[Data items]
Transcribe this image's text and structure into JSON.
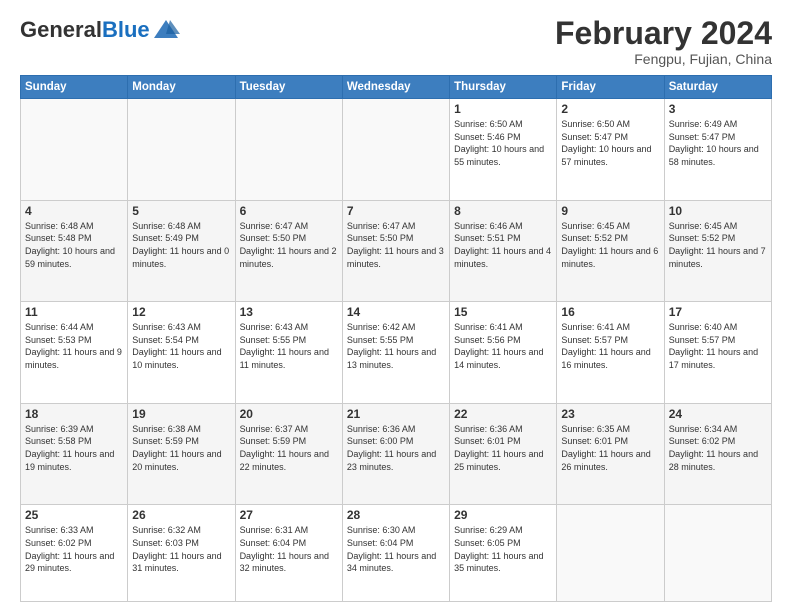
{
  "header": {
    "logo_general": "General",
    "logo_blue": "Blue",
    "month_year": "February 2024",
    "location": "Fengpu, Fujian, China"
  },
  "weekdays": [
    "Sunday",
    "Monday",
    "Tuesday",
    "Wednesday",
    "Thursday",
    "Friday",
    "Saturday"
  ],
  "weeks": [
    [
      {
        "day": "",
        "info": ""
      },
      {
        "day": "",
        "info": ""
      },
      {
        "day": "",
        "info": ""
      },
      {
        "day": "",
        "info": ""
      },
      {
        "day": "1",
        "info": "Sunrise: 6:50 AM\nSunset: 5:46 PM\nDaylight: 10 hours and 55 minutes."
      },
      {
        "day": "2",
        "info": "Sunrise: 6:50 AM\nSunset: 5:47 PM\nDaylight: 10 hours and 57 minutes."
      },
      {
        "day": "3",
        "info": "Sunrise: 6:49 AM\nSunset: 5:47 PM\nDaylight: 10 hours and 58 minutes."
      }
    ],
    [
      {
        "day": "4",
        "info": "Sunrise: 6:48 AM\nSunset: 5:48 PM\nDaylight: 10 hours and 59 minutes."
      },
      {
        "day": "5",
        "info": "Sunrise: 6:48 AM\nSunset: 5:49 PM\nDaylight: 11 hours and 0 minutes."
      },
      {
        "day": "6",
        "info": "Sunrise: 6:47 AM\nSunset: 5:50 PM\nDaylight: 11 hours and 2 minutes."
      },
      {
        "day": "7",
        "info": "Sunrise: 6:47 AM\nSunset: 5:50 PM\nDaylight: 11 hours and 3 minutes."
      },
      {
        "day": "8",
        "info": "Sunrise: 6:46 AM\nSunset: 5:51 PM\nDaylight: 11 hours and 4 minutes."
      },
      {
        "day": "9",
        "info": "Sunrise: 6:45 AM\nSunset: 5:52 PM\nDaylight: 11 hours and 6 minutes."
      },
      {
        "day": "10",
        "info": "Sunrise: 6:45 AM\nSunset: 5:52 PM\nDaylight: 11 hours and 7 minutes."
      }
    ],
    [
      {
        "day": "11",
        "info": "Sunrise: 6:44 AM\nSunset: 5:53 PM\nDaylight: 11 hours and 9 minutes."
      },
      {
        "day": "12",
        "info": "Sunrise: 6:43 AM\nSunset: 5:54 PM\nDaylight: 11 hours and 10 minutes."
      },
      {
        "day": "13",
        "info": "Sunrise: 6:43 AM\nSunset: 5:55 PM\nDaylight: 11 hours and 11 minutes."
      },
      {
        "day": "14",
        "info": "Sunrise: 6:42 AM\nSunset: 5:55 PM\nDaylight: 11 hours and 13 minutes."
      },
      {
        "day": "15",
        "info": "Sunrise: 6:41 AM\nSunset: 5:56 PM\nDaylight: 11 hours and 14 minutes."
      },
      {
        "day": "16",
        "info": "Sunrise: 6:41 AM\nSunset: 5:57 PM\nDaylight: 11 hours and 16 minutes."
      },
      {
        "day": "17",
        "info": "Sunrise: 6:40 AM\nSunset: 5:57 PM\nDaylight: 11 hours and 17 minutes."
      }
    ],
    [
      {
        "day": "18",
        "info": "Sunrise: 6:39 AM\nSunset: 5:58 PM\nDaylight: 11 hours and 19 minutes."
      },
      {
        "day": "19",
        "info": "Sunrise: 6:38 AM\nSunset: 5:59 PM\nDaylight: 11 hours and 20 minutes."
      },
      {
        "day": "20",
        "info": "Sunrise: 6:37 AM\nSunset: 5:59 PM\nDaylight: 11 hours and 22 minutes."
      },
      {
        "day": "21",
        "info": "Sunrise: 6:36 AM\nSunset: 6:00 PM\nDaylight: 11 hours and 23 minutes."
      },
      {
        "day": "22",
        "info": "Sunrise: 6:36 AM\nSunset: 6:01 PM\nDaylight: 11 hours and 25 minutes."
      },
      {
        "day": "23",
        "info": "Sunrise: 6:35 AM\nSunset: 6:01 PM\nDaylight: 11 hours and 26 minutes."
      },
      {
        "day": "24",
        "info": "Sunrise: 6:34 AM\nSunset: 6:02 PM\nDaylight: 11 hours and 28 minutes."
      }
    ],
    [
      {
        "day": "25",
        "info": "Sunrise: 6:33 AM\nSunset: 6:02 PM\nDaylight: 11 hours and 29 minutes."
      },
      {
        "day": "26",
        "info": "Sunrise: 6:32 AM\nSunset: 6:03 PM\nDaylight: 11 hours and 31 minutes."
      },
      {
        "day": "27",
        "info": "Sunrise: 6:31 AM\nSunset: 6:04 PM\nDaylight: 11 hours and 32 minutes."
      },
      {
        "day": "28",
        "info": "Sunrise: 6:30 AM\nSunset: 6:04 PM\nDaylight: 11 hours and 34 minutes."
      },
      {
        "day": "29",
        "info": "Sunrise: 6:29 AM\nSunset: 6:05 PM\nDaylight: 11 hours and 35 minutes."
      },
      {
        "day": "",
        "info": ""
      },
      {
        "day": "",
        "info": ""
      }
    ]
  ]
}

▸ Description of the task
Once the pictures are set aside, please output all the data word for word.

▸ Response
Transcribe this image's text and structure into JSON.
{
  "header": {
    "logo_general": "General",
    "logo_blue": "Blue",
    "month_year": "February 2024",
    "location": "Fengpu, Fujian, China"
  },
  "weekdays": [
    "Sunday",
    "Monday",
    "Tuesday",
    "Wednesday",
    "Thursday",
    "Friday",
    "Saturday"
  ],
  "weeks": [
    [
      {
        "day": "",
        "info": ""
      },
      {
        "day": "",
        "info": ""
      },
      {
        "day": "",
        "info": ""
      },
      {
        "day": "",
        "info": ""
      },
      {
        "day": "1",
        "info": "Sunrise: 6:50 AM\nSunset: 5:46 PM\nDaylight: 10 hours and 55 minutes."
      },
      {
        "day": "2",
        "info": "Sunrise: 6:50 AM\nSunset: 5:47 PM\nDaylight: 10 hours and 57 minutes."
      },
      {
        "day": "3",
        "info": "Sunrise: 6:49 AM\nSunset: 5:47 PM\nDaylight: 10 hours and 58 minutes."
      }
    ],
    [
      {
        "day": "4",
        "info": "Sunrise: 6:48 AM\nSunset: 5:48 PM\nDaylight: 10 hours and 59 minutes."
      },
      {
        "day": "5",
        "info": "Sunrise: 6:48 AM\nSunset: 5:49 PM\nDaylight: 11 hours and 0 minutes."
      },
      {
        "day": "6",
        "info": "Sunrise: 6:47 AM\nSunset: 5:50 PM\nDaylight: 11 hours and 2 minutes."
      },
      {
        "day": "7",
        "info": "Sunrise: 6:47 AM\nSunset: 5:50 PM\nDaylight: 11 hours and 3 minutes."
      },
      {
        "day": "8",
        "info": "Sunrise: 6:46 AM\nSunset: 5:51 PM\nDaylight: 11 hours and 4 minutes."
      },
      {
        "day": "9",
        "info": "Sunrise: 6:45 AM\nSunset: 5:52 PM\nDaylight: 11 hours and 6 minutes."
      },
      {
        "day": "10",
        "info": "Sunrise: 6:45 AM\nSunset: 5:52 PM\nDaylight: 11 hours and 7 minutes."
      }
    ],
    [
      {
        "day": "11",
        "info": "Sunrise: 6:44 AM\nSunset: 5:53 PM\nDaylight: 11 hours and 9 minutes."
      },
      {
        "day": "12",
        "info": "Sunrise: 6:43 AM\nSunset: 5:54 PM\nDaylight: 11 hours and 10 minutes."
      },
      {
        "day": "13",
        "info": "Sunrise: 6:43 AM\nSunset: 5:55 PM\nDaylight: 11 hours and 11 minutes."
      },
      {
        "day": "14",
        "info": "Sunrise: 6:42 AM\nSunset: 5:55 PM\nDaylight: 11 hours and 13 minutes."
      },
      {
        "day": "15",
        "info": "Sunrise: 6:41 AM\nSunset: 5:56 PM\nDaylight: 11 hours and 14 minutes."
      },
      {
        "day": "16",
        "info": "Sunrise: 6:41 AM\nSunset: 5:57 PM\nDaylight: 11 hours and 16 minutes."
      },
      {
        "day": "17",
        "info": "Sunrise: 6:40 AM\nSunset: 5:57 PM\nDaylight: 11 hours and 17 minutes."
      }
    ],
    [
      {
        "day": "18",
        "info": "Sunrise: 6:39 AM\nSunset: 5:58 PM\nDaylight: 11 hours and 19 minutes."
      },
      {
        "day": "19",
        "info": "Sunrise: 6:38 AM\nSunset: 5:59 PM\nDaylight: 11 hours and 20 minutes."
      },
      {
        "day": "20",
        "info": "Sunrise: 6:37 AM\nSunset: 5:59 PM\nDaylight: 11 hours and 22 minutes."
      },
      {
        "day": "21",
        "info": "Sunrise: 6:36 AM\nSunset: 6:00 PM\nDaylight: 11 hours and 23 minutes."
      },
      {
        "day": "22",
        "info": "Sunrise: 6:36 AM\nSunset: 6:01 PM\nDaylight: 11 hours and 25 minutes."
      },
      {
        "day": "23",
        "info": "Sunrise: 6:35 AM\nSunset: 6:01 PM\nDaylight: 11 hours and 26 minutes."
      },
      {
        "day": "24",
        "info": "Sunrise: 6:34 AM\nSunset: 6:02 PM\nDaylight: 11 hours and 28 minutes."
      }
    ],
    [
      {
        "day": "25",
        "info": "Sunrise: 6:33 AM\nSunset: 6:02 PM\nDaylight: 11 hours and 29 minutes."
      },
      {
        "day": "26",
        "info": "Sunrise: 6:32 AM\nSunset: 6:03 PM\nDaylight: 11 hours and 31 minutes."
      },
      {
        "day": "27",
        "info": "Sunrise: 6:31 AM\nSunset: 6:04 PM\nDaylight: 11 hours and 32 minutes."
      },
      {
        "day": "28",
        "info": "Sunrise: 6:30 AM\nSunset: 6:04 PM\nDaylight: 11 hours and 34 minutes."
      },
      {
        "day": "29",
        "info": "Sunrise: 6:29 AM\nSunset: 6:05 PM\nDaylight: 11 hours and 35 minutes."
      },
      {
        "day": "",
        "info": ""
      },
      {
        "day": "",
        "info": ""
      }
    ]
  ]
}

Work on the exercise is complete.